Task details: Return, character for character, the lines from the one bearing "What data populates" through the end of the material. Omit everything before that line.

[[ The data open ]]

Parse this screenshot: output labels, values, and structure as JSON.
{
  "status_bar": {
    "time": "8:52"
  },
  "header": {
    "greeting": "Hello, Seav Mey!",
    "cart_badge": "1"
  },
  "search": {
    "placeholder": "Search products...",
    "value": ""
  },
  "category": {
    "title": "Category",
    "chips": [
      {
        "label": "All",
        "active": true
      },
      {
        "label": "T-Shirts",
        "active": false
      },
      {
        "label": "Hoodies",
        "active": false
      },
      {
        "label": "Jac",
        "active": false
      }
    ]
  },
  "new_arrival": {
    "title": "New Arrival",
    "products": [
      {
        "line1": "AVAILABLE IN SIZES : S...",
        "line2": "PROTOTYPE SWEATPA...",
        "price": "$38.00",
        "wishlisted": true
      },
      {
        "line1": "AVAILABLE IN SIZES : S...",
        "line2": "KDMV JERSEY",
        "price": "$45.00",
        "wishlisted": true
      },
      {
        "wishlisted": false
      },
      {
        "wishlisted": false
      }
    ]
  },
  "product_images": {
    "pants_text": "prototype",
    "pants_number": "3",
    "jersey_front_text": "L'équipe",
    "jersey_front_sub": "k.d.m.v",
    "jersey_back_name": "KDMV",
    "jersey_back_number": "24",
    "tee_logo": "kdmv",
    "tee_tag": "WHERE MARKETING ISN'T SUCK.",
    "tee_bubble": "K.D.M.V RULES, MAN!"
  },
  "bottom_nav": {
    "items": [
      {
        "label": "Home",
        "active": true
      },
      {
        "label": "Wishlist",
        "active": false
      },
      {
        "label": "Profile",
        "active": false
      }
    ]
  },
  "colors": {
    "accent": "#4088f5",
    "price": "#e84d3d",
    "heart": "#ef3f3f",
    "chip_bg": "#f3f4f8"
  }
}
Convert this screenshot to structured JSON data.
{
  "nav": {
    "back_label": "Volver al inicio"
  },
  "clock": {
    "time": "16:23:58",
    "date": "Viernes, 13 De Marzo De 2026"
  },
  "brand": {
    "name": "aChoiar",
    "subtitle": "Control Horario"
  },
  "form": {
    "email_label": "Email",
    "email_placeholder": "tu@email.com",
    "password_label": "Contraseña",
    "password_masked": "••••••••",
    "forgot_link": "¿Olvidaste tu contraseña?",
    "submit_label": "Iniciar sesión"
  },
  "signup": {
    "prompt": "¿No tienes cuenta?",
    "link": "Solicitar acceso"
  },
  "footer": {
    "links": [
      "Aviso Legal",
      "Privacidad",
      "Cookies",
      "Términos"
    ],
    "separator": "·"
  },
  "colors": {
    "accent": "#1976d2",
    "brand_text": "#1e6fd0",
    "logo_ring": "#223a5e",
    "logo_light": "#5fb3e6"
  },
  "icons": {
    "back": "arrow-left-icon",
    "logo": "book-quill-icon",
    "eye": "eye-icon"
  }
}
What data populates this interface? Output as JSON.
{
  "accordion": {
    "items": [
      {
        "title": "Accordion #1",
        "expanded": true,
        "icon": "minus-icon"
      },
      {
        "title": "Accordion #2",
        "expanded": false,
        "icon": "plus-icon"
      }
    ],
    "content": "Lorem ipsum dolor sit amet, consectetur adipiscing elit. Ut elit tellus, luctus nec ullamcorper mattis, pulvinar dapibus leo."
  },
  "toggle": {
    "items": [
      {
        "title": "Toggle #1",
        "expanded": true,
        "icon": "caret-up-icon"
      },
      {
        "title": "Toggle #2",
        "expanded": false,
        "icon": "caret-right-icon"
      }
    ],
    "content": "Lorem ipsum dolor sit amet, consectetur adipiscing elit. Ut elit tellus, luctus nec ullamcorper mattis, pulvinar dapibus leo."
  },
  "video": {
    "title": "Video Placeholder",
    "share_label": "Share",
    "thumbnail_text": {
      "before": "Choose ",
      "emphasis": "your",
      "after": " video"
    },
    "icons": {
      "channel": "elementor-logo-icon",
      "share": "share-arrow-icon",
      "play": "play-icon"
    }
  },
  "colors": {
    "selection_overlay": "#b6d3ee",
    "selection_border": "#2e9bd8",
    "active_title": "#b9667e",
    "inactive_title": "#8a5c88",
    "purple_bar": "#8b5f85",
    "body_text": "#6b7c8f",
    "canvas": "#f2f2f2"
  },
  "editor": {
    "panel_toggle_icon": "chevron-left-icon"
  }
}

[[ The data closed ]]

Your solution:
What data populates this interface? Output as JSON.
{
  "accordion": {
    "items": [
      {
        "title": "Accordion #1",
        "expanded": true,
        "icon": "minus-icon"
      },
      {
        "title": "Accordion #2",
        "expanded": false,
        "icon": "plus-icon"
      }
    ],
    "content": "Lorem ipsum dolor sit amet, consectetur adipiscing elit. Ut elit tellus, luctus nec ullamcorper mattis, pulvinar dapibus leo."
  },
  "toggle": {
    "items": [
      {
        "title": "Toggle #1",
        "expanded": true,
        "icon": "caret-up-icon"
      },
      {
        "title": "Toggle #2",
        "expanded": false,
        "icon": "caret-right-icon"
      }
    ],
    "content": "Lorem ipsum dolor sit amet, consectetur adipiscing elit. Ut elit tellus, luctus nec ullamcorper mattis, pulvinar dapibus leo."
  },
  "video": {
    "title": "Video Placeholder",
    "share_label": "Share",
    "thumbnail_text": {
      "before": "Choose ",
      "emphasis": "your",
      "after": " video"
    },
    "icons": {
      "channel": "elementor-logo-icon",
      "share": "share-arrow-icon",
      "play": "play-icon"
    }
  },
  "colors": {
    "selection_overlay": "#b6d3ee",
    "selection_border": "#2e9bd8",
    "active_title": "#b9667e",
    "inactive_title": "#8a5c88",
    "purple_bar": "#8b5f85",
    "body_text": "#6b7c8f",
    "canvas": "#f2f2f2"
  },
  "editor": {
    "panel_toggle_icon": "chevron-left-icon"
  }
}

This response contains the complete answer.